For the data below, give the number of lines that include the word "hidden" and nothing else.

(Stored data begins)

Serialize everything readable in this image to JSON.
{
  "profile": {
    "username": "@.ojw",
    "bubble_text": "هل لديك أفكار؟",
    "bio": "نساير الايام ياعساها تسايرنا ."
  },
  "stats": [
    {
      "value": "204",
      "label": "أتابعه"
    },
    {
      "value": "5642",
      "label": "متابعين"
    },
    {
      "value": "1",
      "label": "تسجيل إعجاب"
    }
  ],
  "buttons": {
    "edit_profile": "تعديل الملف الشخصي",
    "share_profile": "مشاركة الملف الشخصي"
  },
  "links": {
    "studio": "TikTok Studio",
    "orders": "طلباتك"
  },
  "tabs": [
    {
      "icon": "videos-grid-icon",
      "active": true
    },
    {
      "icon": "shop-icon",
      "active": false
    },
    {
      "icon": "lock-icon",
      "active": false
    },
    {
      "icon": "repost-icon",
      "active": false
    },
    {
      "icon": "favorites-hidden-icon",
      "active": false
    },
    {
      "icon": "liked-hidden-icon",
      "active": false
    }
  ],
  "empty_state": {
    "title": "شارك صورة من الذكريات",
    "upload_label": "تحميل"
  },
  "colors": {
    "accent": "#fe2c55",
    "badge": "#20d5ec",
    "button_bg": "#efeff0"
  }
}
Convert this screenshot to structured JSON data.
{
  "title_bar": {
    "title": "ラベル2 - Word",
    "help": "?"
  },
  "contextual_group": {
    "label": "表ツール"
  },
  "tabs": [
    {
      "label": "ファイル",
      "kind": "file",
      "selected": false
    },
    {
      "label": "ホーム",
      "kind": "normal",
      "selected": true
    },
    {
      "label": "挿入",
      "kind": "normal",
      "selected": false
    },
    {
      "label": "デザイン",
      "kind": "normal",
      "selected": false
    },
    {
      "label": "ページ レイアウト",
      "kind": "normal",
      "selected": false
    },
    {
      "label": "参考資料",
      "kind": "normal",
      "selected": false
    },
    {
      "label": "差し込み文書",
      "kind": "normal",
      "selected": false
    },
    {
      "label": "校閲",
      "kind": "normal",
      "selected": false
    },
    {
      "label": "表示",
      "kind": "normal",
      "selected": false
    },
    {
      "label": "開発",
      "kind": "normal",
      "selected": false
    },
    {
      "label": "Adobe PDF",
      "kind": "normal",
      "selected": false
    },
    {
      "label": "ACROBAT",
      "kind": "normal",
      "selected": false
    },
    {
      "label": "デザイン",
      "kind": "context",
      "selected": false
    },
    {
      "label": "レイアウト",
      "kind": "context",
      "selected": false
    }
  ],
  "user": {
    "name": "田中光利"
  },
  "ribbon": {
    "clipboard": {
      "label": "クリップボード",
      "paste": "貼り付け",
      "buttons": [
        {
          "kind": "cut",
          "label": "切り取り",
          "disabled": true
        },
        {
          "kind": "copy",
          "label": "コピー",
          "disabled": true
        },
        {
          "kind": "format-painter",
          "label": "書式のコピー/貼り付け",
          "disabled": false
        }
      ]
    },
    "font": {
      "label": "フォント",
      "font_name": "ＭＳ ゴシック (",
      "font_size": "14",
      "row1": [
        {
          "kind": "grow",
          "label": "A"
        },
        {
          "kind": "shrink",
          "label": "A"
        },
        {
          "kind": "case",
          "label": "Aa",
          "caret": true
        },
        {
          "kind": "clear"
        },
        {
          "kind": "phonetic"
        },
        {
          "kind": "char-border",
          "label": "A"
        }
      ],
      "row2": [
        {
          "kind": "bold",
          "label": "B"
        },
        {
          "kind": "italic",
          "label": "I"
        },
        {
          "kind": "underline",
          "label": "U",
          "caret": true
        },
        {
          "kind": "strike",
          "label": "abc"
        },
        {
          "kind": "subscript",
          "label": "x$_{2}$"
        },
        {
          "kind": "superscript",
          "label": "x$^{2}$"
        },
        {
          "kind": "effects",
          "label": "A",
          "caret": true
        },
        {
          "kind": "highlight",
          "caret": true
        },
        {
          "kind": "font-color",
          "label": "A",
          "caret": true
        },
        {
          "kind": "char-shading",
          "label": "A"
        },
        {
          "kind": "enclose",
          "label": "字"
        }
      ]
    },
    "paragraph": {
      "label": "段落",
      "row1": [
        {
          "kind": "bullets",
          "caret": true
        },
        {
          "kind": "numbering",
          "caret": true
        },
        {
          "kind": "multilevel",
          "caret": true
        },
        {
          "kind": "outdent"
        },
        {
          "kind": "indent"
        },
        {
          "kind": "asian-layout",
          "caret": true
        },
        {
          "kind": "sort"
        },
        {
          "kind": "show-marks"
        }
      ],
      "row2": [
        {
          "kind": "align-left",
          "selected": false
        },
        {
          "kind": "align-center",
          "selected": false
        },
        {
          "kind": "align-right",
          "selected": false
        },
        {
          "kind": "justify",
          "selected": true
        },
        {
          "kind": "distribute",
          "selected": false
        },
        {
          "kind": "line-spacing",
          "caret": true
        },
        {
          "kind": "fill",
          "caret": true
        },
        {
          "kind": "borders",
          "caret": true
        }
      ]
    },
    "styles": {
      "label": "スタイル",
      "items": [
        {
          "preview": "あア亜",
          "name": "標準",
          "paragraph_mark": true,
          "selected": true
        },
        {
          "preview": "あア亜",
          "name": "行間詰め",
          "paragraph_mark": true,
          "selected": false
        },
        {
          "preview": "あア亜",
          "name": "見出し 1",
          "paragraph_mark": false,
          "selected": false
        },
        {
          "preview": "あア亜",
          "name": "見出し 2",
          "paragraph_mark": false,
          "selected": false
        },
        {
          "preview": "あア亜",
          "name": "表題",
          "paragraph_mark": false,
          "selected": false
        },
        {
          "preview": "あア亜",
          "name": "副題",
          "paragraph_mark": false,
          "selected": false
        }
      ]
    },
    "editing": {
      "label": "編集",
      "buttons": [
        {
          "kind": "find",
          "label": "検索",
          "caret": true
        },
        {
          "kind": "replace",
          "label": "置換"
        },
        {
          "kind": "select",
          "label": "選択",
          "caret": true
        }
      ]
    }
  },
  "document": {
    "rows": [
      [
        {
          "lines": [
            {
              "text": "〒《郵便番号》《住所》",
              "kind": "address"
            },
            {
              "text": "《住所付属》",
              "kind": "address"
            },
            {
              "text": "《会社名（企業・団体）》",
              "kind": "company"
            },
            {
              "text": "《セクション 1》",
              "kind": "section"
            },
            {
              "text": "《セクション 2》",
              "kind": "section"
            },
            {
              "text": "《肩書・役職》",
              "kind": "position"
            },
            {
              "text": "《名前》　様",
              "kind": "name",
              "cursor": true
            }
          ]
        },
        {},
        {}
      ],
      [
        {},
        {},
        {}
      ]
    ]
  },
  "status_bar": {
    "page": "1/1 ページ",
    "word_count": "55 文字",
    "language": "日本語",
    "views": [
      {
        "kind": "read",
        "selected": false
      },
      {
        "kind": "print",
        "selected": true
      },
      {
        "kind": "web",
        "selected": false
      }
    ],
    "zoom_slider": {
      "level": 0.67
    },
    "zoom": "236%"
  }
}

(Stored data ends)

Answer to this exercise -
2